As part of my ConDiS project I have been looking at various conducting gestures to control electronics or the balance between live electronics and live acoustic sounds. The main task has been finding an answer on how do I add these controls to the professional music conductors gestural library. Do I use classical conducting gestures or do I have to invent some new?
I have come to the conclusion that using already well known gestures is probably the safest way, although I might have to introduce few new. The main reason is purely practical, the professional orchestral conductor has trained for years his musical gestures and it might be difficult to ask to learn new one. Therefore do the use of ConDiS less attractive so to speak. Another thing is that since the conductor is conducting very similar elements in the electronic as for the acoustic instruments why not use same gestures? Therefore I use the following gestures all that are well known in the conducting repertoire:
Controllers and signs.
The original plan, made at the start of the ConDiS artistic research program, controllers (parameters) to be controlled by the conductor were grouped into following categorization:
Volume control (Overall volume)

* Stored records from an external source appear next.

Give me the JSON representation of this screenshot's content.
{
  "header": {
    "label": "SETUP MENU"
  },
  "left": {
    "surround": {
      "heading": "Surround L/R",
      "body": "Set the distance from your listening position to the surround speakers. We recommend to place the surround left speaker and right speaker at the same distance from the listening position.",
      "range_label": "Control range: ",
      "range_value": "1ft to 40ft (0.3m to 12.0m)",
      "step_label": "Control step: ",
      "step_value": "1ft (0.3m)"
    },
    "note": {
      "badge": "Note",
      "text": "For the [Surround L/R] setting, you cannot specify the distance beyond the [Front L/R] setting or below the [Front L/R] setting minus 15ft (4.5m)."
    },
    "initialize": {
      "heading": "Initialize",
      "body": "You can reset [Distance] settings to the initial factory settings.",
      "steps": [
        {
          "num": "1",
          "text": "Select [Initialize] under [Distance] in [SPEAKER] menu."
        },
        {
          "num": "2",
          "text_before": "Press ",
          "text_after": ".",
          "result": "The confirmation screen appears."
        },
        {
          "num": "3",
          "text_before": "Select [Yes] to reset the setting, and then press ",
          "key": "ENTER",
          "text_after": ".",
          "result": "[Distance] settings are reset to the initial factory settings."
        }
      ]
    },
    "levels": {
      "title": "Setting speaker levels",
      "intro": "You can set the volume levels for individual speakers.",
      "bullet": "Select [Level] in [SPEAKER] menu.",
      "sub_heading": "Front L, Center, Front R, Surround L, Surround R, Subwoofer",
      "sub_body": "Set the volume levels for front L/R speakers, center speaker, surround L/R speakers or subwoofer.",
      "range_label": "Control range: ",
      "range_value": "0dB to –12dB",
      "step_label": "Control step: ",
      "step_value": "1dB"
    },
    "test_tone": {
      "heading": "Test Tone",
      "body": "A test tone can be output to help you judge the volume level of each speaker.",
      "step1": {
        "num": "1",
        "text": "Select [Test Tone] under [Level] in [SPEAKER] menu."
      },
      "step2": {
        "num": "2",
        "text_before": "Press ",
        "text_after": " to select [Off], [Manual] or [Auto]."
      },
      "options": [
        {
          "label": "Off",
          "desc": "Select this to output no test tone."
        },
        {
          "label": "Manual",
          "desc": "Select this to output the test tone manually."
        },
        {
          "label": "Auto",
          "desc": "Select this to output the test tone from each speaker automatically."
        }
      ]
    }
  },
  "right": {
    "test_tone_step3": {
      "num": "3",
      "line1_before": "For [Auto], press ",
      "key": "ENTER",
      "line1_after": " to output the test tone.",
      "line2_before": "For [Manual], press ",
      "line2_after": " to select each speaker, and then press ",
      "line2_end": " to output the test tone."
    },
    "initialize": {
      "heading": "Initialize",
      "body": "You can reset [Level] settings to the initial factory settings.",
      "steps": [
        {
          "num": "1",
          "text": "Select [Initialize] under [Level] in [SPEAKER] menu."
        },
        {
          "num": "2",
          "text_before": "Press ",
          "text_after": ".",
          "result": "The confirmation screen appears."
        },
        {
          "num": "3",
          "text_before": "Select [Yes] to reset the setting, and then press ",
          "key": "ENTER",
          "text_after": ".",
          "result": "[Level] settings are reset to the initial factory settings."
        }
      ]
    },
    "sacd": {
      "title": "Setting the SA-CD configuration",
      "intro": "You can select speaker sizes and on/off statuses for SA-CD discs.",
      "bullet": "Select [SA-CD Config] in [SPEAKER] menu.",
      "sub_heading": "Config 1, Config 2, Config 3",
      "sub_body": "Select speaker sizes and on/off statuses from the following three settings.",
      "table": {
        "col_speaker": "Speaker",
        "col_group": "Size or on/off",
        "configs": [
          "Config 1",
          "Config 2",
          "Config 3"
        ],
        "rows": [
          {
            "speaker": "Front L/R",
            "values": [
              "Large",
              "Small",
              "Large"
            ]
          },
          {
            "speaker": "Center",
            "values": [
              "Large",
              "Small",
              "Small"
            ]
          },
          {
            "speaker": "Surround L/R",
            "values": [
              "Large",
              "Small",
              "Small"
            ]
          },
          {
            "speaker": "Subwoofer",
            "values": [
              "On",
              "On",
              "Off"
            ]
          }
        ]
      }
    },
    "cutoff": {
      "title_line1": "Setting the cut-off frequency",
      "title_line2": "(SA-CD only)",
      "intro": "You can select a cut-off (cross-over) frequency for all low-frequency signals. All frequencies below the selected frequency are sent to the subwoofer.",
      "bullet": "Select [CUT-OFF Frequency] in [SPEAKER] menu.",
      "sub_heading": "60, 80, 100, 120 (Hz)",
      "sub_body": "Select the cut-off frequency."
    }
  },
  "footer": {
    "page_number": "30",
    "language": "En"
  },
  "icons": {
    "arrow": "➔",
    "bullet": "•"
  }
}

The conductor can raise or lower the overall volume of the electronic sound. With simple finger gesture, an OK sign, he/she can trigger the volume control feature “on” and then by lifting left arm raise the sound. When the volume level is at “right” level, the volume control is triggered “off” by closing the hand. Same goes for lowering the sound except the arm must be lowered.
Pan control (spatial location)
The conductor can move sound in space. He/she can with finger gesture (thumb up) trigger the pan control feature and then by tilting the hand move the special location of the sound. As with volume control, the pan control function is deactivated (turned off) by closing the hand.
Effect control. (sonority and spectral timbre)
The conductor can raise or lower the overall effect volume. He/she can with finger gesture (little finger out) trigger the effect control feature and then by lifting or lowering left arm raise or lower the sound. The effect control function is turned off by closing the hand.